Track power and optional accessory power shall pass through underneath the module in 12 AWG stranded copper zip wire, extending 12” beyond either end of the module. Feeder wires for tracks and accessories can be attached with suitcase connectors (3M 567, brown) or by soldering them to the bus wires. Connections between modules use Anderson Powerpole 30 A rated connectors. The community tracks and a number of established optional tracks have unique color codes assigned. The color codes are applied to the connectors by selecting proper colored shells or by wrapping them in colored tape (no black tape, other second colors are applied as thin stripes). For track power, the primary color shall mark the wire feeding the front rail of the track.
Do not use common rail wiring. There should be no connection between any of the rails of the three community tracks. Crossovers need to have insulating gaps in both rails.
The above specifications are available for download as a two-page Summary.
The complete specifics document is also available for download. Questions can always be directed to firstname.lastname@example.org.
Up to to 6" may be added to both the front and rear of modules to make room for scenery or track plans. If extra is added at the rear, the skyboard should still come forward in some manner to match the standard position.
The Wiring and Connector standards are documented in 2011 Standards for Wiring and Connectors. Available for download is the Wiring and Connectors Recommended Practice which covers wiring and Powerpole Connectors.
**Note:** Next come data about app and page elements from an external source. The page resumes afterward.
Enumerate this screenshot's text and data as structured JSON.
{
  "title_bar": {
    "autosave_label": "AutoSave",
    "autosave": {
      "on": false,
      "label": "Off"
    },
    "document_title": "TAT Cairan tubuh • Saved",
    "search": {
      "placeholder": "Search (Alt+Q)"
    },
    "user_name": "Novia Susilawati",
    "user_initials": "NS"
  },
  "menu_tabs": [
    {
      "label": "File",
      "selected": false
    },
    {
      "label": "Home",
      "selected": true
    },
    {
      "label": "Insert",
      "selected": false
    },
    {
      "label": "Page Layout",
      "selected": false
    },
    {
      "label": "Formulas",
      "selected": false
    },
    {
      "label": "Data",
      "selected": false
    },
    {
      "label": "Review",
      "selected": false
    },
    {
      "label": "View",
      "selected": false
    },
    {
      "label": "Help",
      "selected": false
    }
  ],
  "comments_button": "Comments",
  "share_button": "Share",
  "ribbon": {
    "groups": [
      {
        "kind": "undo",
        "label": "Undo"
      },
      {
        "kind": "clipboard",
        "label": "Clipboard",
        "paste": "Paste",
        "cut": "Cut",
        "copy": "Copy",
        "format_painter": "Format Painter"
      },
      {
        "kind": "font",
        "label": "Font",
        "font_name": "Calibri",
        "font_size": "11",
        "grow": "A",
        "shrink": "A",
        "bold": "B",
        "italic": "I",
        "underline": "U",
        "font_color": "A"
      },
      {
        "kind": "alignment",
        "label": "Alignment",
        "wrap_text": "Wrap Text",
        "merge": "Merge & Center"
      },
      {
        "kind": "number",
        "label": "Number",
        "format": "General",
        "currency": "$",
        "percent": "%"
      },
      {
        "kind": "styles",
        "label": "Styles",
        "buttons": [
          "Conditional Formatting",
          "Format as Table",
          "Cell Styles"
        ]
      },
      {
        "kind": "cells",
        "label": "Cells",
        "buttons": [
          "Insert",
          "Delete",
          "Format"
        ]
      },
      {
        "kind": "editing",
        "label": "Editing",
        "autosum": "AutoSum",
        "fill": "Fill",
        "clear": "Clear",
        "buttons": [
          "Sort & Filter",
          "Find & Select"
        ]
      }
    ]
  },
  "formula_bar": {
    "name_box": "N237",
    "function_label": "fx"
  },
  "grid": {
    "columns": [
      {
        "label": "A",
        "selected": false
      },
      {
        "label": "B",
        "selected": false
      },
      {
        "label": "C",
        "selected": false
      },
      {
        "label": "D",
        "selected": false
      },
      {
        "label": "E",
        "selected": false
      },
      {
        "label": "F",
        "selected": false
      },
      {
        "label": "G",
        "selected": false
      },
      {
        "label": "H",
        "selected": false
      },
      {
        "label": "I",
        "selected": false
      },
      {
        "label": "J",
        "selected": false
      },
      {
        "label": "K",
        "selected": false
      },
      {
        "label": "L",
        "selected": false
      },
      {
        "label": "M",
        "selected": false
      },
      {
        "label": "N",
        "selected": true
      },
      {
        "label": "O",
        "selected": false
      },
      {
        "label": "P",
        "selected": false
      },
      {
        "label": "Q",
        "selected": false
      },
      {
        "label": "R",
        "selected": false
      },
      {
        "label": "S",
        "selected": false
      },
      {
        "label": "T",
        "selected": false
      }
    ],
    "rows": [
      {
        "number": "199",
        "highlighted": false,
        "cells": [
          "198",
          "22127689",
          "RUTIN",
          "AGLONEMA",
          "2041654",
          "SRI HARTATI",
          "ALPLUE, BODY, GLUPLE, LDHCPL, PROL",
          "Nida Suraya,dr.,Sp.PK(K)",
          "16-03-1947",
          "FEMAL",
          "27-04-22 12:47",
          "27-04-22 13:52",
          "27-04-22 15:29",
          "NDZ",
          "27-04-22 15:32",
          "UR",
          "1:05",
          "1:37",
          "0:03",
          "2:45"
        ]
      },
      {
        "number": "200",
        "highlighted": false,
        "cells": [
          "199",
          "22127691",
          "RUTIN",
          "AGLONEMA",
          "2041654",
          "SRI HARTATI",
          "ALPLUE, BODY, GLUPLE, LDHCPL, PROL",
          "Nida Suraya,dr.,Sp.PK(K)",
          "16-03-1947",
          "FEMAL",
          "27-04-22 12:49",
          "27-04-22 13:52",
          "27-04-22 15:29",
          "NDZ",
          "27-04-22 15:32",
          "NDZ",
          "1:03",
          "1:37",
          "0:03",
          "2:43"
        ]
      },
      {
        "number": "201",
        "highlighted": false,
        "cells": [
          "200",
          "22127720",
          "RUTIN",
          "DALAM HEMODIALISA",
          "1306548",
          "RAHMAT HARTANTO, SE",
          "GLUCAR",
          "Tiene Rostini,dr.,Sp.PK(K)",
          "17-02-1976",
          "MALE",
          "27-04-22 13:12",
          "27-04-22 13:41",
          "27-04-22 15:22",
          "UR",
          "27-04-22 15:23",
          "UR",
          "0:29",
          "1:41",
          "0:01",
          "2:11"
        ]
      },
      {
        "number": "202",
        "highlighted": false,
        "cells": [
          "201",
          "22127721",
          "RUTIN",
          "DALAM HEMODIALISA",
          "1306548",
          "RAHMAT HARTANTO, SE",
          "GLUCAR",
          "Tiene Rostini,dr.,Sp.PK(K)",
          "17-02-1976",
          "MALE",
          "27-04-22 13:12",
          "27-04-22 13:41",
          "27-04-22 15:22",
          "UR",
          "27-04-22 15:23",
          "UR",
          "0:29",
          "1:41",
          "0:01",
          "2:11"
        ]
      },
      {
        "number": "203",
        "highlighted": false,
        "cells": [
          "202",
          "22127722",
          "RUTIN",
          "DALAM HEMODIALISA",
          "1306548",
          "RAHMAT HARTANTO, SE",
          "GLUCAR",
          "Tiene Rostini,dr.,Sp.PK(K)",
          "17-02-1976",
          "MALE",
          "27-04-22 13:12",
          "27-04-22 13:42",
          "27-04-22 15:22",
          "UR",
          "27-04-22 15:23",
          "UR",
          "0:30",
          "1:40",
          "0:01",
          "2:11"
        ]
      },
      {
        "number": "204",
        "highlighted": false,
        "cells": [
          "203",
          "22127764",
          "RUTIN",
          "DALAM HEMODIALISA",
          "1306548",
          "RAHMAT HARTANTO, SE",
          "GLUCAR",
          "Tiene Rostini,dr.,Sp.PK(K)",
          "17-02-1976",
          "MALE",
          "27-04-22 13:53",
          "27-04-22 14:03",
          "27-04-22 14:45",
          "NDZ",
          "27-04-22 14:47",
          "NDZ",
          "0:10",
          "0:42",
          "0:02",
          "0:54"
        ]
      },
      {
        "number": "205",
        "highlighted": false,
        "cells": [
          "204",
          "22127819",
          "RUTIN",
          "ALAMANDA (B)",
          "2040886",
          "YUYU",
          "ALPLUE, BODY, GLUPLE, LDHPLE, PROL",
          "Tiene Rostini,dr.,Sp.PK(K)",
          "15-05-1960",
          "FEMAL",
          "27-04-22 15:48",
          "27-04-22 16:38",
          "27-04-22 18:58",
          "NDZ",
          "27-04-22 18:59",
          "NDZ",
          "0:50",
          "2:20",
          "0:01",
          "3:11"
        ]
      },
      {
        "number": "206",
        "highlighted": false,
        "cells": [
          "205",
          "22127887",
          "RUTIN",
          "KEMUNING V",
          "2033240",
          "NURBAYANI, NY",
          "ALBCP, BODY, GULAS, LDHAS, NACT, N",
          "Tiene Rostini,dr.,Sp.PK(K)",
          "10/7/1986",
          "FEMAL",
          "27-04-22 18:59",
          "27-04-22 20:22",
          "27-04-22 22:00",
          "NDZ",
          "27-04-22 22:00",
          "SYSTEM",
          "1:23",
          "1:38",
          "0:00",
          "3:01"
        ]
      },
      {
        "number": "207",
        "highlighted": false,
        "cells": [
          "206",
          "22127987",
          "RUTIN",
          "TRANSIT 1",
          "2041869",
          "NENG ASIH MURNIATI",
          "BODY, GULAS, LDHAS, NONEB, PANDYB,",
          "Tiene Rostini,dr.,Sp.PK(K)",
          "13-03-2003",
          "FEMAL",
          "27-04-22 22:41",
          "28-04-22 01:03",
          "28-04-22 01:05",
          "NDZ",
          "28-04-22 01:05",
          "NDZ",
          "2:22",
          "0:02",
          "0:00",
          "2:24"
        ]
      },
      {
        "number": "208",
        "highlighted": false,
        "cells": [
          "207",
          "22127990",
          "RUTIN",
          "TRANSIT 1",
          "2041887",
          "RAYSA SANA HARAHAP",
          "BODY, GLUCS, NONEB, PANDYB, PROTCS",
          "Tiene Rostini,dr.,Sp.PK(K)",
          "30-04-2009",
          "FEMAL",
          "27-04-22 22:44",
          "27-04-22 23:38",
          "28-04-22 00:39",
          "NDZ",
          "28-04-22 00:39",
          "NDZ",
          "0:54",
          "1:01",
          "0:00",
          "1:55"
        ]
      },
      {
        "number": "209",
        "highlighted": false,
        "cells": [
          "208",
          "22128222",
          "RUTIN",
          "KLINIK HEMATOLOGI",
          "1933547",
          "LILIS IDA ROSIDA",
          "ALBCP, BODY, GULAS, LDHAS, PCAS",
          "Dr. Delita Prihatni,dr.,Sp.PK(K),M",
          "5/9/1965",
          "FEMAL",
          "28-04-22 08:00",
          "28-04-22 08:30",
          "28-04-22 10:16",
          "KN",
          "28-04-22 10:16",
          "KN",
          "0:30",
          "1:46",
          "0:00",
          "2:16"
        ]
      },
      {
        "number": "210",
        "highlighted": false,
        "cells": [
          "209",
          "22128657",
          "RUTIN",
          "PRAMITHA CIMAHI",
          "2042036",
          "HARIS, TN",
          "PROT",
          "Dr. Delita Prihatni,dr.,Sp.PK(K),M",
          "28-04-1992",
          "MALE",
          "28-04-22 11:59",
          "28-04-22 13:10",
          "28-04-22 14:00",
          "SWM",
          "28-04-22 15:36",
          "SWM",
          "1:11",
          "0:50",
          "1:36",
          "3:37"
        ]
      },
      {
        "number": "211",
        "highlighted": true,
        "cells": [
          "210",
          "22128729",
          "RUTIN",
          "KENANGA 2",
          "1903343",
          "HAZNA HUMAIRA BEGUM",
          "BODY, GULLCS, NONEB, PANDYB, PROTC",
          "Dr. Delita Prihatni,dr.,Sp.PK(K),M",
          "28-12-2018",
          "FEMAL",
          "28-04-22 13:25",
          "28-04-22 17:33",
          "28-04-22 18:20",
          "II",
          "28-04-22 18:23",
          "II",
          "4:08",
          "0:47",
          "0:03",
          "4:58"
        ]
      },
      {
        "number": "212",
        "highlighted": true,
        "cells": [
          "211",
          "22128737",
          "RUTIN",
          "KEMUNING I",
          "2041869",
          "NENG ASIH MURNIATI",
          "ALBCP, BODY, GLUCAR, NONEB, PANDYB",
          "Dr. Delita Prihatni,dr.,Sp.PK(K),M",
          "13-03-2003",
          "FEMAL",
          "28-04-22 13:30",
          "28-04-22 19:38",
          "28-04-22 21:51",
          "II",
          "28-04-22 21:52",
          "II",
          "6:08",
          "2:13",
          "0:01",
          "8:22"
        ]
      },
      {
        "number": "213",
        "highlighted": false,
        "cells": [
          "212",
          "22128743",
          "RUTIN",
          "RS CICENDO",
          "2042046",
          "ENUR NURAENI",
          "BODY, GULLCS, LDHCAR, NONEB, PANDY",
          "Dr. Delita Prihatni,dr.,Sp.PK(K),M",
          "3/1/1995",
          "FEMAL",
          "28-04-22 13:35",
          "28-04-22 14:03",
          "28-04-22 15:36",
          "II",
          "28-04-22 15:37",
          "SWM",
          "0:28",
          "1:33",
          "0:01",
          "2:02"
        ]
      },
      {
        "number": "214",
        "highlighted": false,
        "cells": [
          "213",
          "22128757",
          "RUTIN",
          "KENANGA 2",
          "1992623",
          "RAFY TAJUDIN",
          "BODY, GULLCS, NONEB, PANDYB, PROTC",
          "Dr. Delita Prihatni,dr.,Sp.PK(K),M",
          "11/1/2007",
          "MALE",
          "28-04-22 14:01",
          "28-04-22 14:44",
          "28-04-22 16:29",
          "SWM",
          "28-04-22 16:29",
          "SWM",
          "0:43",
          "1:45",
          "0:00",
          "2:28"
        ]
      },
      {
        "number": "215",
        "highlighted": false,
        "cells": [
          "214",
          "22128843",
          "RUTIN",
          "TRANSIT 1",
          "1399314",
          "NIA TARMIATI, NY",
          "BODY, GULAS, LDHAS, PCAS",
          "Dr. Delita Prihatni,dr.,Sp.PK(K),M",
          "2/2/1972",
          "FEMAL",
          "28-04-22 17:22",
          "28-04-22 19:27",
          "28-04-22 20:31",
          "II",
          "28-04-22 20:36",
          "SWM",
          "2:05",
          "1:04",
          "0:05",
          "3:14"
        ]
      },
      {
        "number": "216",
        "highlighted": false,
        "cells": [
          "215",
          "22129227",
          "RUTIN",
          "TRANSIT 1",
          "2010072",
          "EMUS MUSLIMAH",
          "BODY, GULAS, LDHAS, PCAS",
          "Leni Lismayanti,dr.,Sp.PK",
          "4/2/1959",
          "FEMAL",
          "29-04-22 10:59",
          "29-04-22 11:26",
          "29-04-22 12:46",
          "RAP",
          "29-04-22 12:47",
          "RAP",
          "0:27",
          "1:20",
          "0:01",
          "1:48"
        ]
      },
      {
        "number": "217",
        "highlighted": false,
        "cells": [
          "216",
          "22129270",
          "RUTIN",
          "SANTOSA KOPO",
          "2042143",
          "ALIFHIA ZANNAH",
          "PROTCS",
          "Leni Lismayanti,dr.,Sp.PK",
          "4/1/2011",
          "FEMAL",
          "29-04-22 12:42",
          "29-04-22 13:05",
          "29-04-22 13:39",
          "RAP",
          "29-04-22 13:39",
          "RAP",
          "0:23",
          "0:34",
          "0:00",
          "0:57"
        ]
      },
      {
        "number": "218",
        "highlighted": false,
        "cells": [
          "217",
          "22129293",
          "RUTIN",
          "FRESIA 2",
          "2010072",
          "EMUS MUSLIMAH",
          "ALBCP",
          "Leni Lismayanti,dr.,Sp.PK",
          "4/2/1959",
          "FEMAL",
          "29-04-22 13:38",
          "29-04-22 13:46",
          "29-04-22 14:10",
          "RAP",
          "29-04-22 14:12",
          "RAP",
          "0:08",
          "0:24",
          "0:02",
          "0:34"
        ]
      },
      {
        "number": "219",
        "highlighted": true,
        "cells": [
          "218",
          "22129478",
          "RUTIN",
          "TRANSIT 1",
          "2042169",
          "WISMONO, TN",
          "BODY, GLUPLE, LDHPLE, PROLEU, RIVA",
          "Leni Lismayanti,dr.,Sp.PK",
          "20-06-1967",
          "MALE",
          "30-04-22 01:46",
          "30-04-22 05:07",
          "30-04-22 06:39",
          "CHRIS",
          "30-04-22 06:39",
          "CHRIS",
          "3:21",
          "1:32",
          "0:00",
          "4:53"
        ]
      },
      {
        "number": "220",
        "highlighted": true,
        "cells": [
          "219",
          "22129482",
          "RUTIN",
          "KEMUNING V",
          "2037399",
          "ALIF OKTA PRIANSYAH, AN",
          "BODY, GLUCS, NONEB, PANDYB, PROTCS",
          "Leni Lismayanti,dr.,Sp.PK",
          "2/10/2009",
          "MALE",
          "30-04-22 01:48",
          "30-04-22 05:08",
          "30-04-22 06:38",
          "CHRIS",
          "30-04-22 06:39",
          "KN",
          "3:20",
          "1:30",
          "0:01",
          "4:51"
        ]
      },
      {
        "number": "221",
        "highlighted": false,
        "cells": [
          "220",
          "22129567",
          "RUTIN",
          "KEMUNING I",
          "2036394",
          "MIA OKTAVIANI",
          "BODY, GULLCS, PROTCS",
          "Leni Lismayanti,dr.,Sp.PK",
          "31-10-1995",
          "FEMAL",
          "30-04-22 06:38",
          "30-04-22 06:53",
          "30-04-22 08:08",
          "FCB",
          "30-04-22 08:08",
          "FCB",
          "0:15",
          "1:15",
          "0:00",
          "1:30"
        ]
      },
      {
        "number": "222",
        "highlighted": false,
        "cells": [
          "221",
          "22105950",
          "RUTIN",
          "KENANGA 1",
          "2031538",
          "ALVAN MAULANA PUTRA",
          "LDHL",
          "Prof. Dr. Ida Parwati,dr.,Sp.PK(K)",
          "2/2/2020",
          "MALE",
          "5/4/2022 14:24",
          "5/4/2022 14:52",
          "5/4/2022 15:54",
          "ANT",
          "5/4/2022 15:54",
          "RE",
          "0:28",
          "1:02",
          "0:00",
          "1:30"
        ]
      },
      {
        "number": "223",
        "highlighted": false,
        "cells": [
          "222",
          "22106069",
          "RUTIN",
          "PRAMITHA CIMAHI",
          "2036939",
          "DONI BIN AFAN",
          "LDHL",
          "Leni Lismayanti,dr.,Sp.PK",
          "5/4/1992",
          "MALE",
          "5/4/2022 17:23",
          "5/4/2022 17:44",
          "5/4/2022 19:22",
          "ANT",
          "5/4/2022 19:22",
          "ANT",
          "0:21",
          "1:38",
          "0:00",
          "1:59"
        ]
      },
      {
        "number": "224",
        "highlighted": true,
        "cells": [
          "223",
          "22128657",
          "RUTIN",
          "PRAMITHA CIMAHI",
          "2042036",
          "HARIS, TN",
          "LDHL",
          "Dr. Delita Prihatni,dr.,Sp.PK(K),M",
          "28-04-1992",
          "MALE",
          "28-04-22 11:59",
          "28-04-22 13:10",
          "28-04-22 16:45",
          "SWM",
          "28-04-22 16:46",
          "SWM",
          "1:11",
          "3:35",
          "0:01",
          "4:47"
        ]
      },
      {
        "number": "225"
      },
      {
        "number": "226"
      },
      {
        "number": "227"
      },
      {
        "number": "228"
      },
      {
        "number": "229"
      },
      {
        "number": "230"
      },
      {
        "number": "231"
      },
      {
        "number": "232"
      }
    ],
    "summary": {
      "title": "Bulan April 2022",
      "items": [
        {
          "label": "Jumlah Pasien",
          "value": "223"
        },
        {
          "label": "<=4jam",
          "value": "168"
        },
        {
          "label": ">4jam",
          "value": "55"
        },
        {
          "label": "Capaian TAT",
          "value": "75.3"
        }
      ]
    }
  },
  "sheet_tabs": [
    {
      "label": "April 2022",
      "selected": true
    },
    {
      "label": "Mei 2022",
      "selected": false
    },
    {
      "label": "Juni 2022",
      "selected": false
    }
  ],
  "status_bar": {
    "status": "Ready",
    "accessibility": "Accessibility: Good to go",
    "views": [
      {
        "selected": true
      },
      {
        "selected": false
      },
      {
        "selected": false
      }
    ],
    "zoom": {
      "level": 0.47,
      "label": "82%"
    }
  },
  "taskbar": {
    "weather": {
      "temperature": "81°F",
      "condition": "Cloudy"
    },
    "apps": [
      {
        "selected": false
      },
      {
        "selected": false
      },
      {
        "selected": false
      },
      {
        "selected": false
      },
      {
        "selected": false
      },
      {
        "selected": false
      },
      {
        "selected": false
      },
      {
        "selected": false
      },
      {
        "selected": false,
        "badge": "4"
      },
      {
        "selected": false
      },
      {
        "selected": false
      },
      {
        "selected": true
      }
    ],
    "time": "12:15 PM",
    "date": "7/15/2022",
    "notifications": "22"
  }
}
How Standards get modified:
How do standards get changed? In some organizations, there are very elaborate and complicated processes that involve committees, peer review and a great deal of time. And then there is the situation where a change is handed down from on high and no one is really sure how the decision was made or who was involved. NTRAK was at one end of the spectrum while Mil-Spec standards are at the other end. Sometimes standards do not get changed because there is no way to change them or there is too much resistance to change. Recently, NTRAK did make some changes to its standards. Most of those were simply adjusting the standard to conform to what was being practiced. Interestingly the standards went out for review several months before the vote was taken, but most of the comments and reaction came as soon as the voting was announced. One of the questions that was raised was how are NTRAK standards changed? This was coupled to a suggestion for a change, relating to track. Since we do not have a documented procedure, now seems like a good time to put together the guidelines for future reference. First, any member may suggest a change to the standard. The suggestion should be accompanied by:
The proposal should be submitted to the board in writing or through a letter to the Newsletter editor. The board will present it these requests to the membership for discussion on a yearly basis and allow for at least a period of three months, encompassing time for publication of the proposal and one issue of the newsletter and comments in the following issue. The board may or may not make a recommendation to the membership and that recommendation can be either positive or negative. Finally, the proposal will be presented to the membership for a vote.